  1. Jules Poirier, From Darkness to Light to Flight: Monarch—the Miracle Butterfly (El Cajon, California: Institute for Creation Research, 1995). Back
  2. Phil Schappert, A World for Butterflies: Their Lives, Behavior, and Future (Buffalo, New York: Firefly Books, 2000). Back (1) Back (2) Back (3)
  3. H. Dingle, M. Zalucki, W. Rochester, and T. Armijo-Prewitt, “Distribution of the Monarch Butterfly, Danaus plexippus (L.) (Lepidoptera: Nymphalidae), in Western North America,” Biological Journal of the Linnean Society 85 (4): 491–500, 2005. Back
  4. Schappert, p. 50. Back
  5. Ibid., p. 51. Back
  6. Ibid., pp. 35, 151. Back

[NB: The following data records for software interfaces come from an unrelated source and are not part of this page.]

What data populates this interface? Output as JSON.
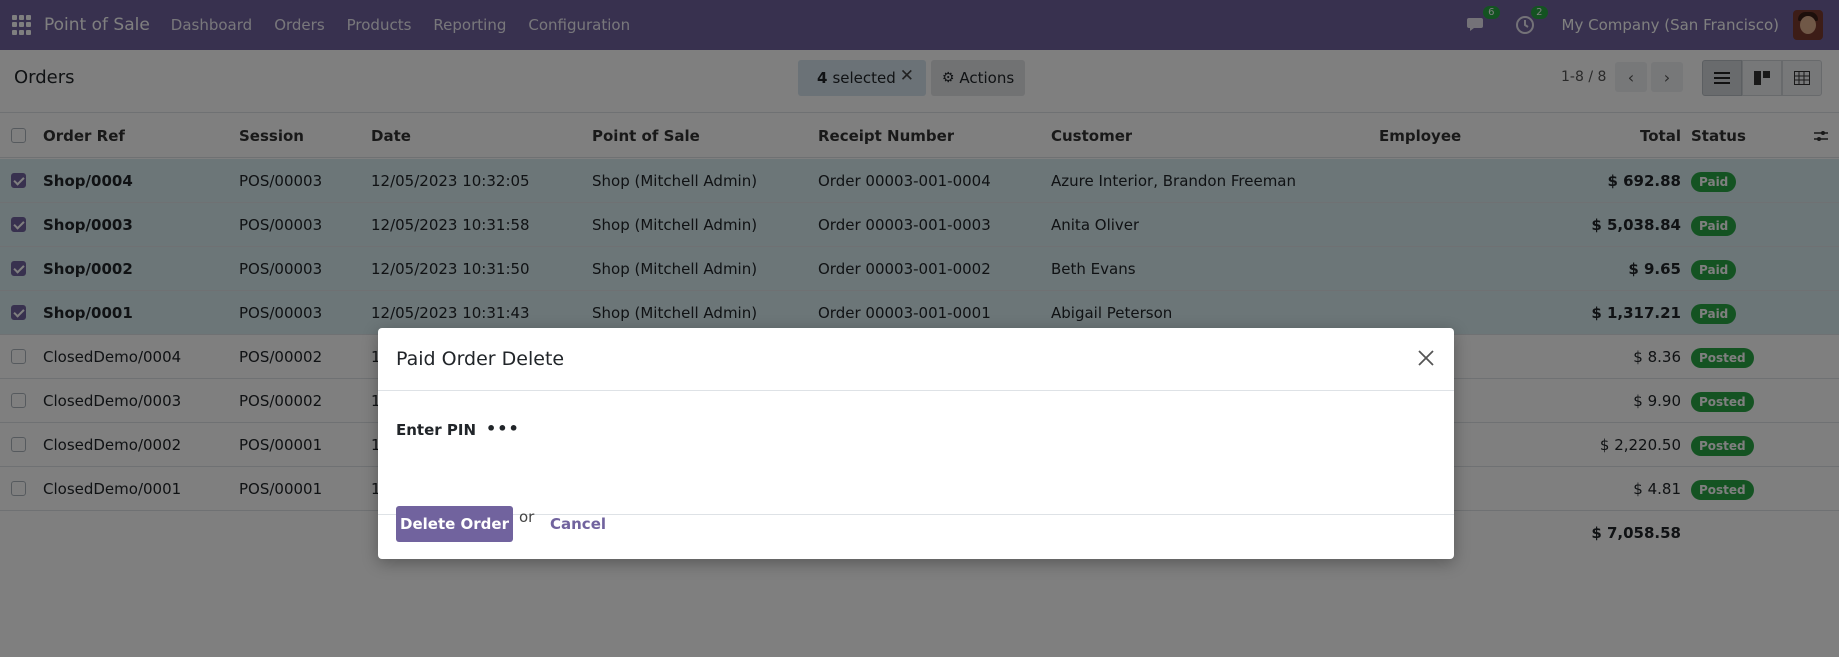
{
  "navbar": {
    "brand": "Point of Sale",
    "menu": [
      "Dashboard",
      "Orders",
      "Products",
      "Reporting",
      "Configuration"
    ],
    "messages_count": "6",
    "activities_count": "2",
    "company": "My Company (San Francisco)"
  },
  "control": {
    "breadcrumb": "Orders",
    "selected_count": "4",
    "selected_label": "selected",
    "actions_label": "Actions",
    "pager": "1-8 / 8"
  },
  "table": {
    "columns": [
      "Order Ref",
      "Session",
      "Date",
      "Point of Sale",
      "Receipt Number",
      "Customer",
      "Employee",
      "Total",
      "Status"
    ],
    "rows": [
      {
        "ref": "Shop/0004",
        "session": "POS/00003",
        "date": "12/05/2023 10:32:05",
        "pos": "Shop (Mitchell Admin)",
        "receipt": "Order 00003-001-0004",
        "customer": "Azure Interior, Brandon Freeman",
        "employee": "",
        "total": "$ 692.88",
        "status": "Paid",
        "checked": true
      },
      {
        "ref": "Shop/0003",
        "session": "POS/00003",
        "date": "12/05/2023 10:31:58",
        "pos": "Shop (Mitchell Admin)",
        "receipt": "Order 00003-001-0003",
        "customer": "Anita Oliver",
        "employee": "",
        "total": "$ 5,038.84",
        "status": "Paid",
        "checked": true
      },
      {
        "ref": "Shop/0002",
        "session": "POS/00003",
        "date": "12/05/2023 10:31:50",
        "pos": "Shop (Mitchell Admin)",
        "receipt": "Order 00003-001-0002",
        "customer": "Beth Evans",
        "employee": "",
        "total": "$ 9.65",
        "status": "Paid",
        "checked": true
      },
      {
        "ref": "Shop/0001",
        "session": "POS/00003",
        "date": "12/05/2023 10:31:43",
        "pos": "Shop (Mitchell Admin)",
        "receipt": "Order 00003-001-0001",
        "customer": "Abigail Peterson",
        "employee": "",
        "total": "$ 1,317.21",
        "status": "Paid",
        "checked": true
      },
      {
        "ref": "ClosedDemo/0004",
        "session": "POS/00002",
        "date": "1",
        "pos": "",
        "receipt": "",
        "customer": "",
        "employee": "",
        "total": "$ 8.36",
        "status": "Posted",
        "checked": false
      },
      {
        "ref": "ClosedDemo/0003",
        "session": "POS/00002",
        "date": "1",
        "pos": "",
        "receipt": "",
        "customer": "",
        "employee": "",
        "total": "$ 9.90",
        "status": "Posted",
        "checked": false
      },
      {
        "ref": "ClosedDemo/0002",
        "session": "POS/00001",
        "date": "1",
        "pos": "",
        "receipt": "",
        "customer": "",
        "employee": "",
        "total": "$ 2,220.50",
        "status": "Posted",
        "checked": false
      },
      {
        "ref": "ClosedDemo/0001",
        "session": "POS/00001",
        "date": "1",
        "pos": "",
        "receipt": "",
        "customer": "",
        "employee": "",
        "total": "$ 4.81",
        "status": "Posted",
        "checked": false
      }
    ],
    "grand_total": "$ 7,058.58"
  },
  "modal": {
    "title": "Paid Order Delete",
    "pin_label": "Enter PIN",
    "pin_value": "•••",
    "delete_label": "Delete Order",
    "or_text": "or",
    "cancel_label": "Cancel"
  },
  "colors": {
    "brand": "#71639e",
    "paid": "#28a745",
    "selected_row": "#d8ecf1"
  }
}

  7. Jim Brock and Kenn Kaufmann, Butterflies of North America (Singapore: Hillstar Editions L.C., 2003), p.13. Back